= Task goal =
Please look for the string "Последние" below and report every line in which it occurs.

= Recorded information =
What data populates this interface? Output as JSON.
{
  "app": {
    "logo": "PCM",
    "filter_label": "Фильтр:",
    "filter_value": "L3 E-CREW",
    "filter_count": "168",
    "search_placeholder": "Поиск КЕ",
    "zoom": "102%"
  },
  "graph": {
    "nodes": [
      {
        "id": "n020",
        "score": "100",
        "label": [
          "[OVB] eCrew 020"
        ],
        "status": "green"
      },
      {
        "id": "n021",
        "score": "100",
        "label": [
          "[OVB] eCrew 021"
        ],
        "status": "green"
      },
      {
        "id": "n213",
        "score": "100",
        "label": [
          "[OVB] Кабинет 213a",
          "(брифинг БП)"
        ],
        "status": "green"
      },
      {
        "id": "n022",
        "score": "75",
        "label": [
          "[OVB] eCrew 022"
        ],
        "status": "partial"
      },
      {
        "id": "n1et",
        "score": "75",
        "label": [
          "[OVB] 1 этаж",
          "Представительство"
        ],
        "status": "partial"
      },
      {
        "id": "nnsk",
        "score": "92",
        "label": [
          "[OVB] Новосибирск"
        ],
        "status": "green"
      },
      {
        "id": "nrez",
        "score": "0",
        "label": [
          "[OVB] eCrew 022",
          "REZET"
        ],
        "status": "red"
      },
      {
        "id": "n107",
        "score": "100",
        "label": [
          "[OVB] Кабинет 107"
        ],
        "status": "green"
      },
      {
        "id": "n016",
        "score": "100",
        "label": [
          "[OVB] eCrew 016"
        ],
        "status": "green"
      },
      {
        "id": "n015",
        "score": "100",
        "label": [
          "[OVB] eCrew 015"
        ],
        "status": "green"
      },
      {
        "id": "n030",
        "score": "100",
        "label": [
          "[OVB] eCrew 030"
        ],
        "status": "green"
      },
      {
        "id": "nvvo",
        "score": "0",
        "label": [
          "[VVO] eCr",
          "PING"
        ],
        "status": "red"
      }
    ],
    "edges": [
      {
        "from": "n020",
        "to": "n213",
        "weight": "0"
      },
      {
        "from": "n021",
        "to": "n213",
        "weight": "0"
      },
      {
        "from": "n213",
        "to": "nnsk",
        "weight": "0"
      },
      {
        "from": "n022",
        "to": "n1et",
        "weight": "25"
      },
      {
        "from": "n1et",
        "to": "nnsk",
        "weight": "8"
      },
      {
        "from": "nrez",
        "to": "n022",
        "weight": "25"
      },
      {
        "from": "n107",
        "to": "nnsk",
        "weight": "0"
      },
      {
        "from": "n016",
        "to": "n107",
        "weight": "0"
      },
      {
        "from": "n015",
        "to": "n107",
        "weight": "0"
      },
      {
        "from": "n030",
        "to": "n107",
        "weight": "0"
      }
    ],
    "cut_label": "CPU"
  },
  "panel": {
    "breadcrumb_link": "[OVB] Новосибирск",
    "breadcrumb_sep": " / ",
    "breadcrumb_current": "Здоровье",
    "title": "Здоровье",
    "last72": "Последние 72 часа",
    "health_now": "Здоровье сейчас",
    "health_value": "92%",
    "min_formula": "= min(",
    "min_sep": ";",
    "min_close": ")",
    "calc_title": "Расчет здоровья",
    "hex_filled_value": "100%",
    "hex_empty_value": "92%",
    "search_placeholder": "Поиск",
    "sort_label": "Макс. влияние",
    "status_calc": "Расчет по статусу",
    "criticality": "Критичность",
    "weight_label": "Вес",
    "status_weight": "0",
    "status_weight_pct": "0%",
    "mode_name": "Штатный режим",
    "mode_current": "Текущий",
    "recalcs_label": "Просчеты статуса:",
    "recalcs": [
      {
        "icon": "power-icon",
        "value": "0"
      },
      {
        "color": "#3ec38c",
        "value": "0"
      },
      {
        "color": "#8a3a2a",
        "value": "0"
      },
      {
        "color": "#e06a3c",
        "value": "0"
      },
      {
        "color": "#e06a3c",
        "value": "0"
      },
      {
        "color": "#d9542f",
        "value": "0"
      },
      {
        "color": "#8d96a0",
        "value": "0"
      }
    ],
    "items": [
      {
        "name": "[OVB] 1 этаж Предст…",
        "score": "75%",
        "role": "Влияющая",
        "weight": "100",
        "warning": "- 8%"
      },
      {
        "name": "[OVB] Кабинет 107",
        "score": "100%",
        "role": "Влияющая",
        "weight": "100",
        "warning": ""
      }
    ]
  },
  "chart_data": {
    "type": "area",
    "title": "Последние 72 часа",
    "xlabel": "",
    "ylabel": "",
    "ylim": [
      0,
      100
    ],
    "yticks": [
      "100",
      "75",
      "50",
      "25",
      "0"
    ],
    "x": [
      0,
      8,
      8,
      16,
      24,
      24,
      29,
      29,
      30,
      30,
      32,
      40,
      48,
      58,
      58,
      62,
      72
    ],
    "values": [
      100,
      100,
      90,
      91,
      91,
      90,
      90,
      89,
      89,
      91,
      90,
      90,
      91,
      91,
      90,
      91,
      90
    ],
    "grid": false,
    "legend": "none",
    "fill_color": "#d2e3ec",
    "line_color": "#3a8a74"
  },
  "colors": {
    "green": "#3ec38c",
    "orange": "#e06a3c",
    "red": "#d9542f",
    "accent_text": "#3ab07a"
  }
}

= Reply =
    "last72": "Последние 72 часа",
    "title": "Последние 72 часа",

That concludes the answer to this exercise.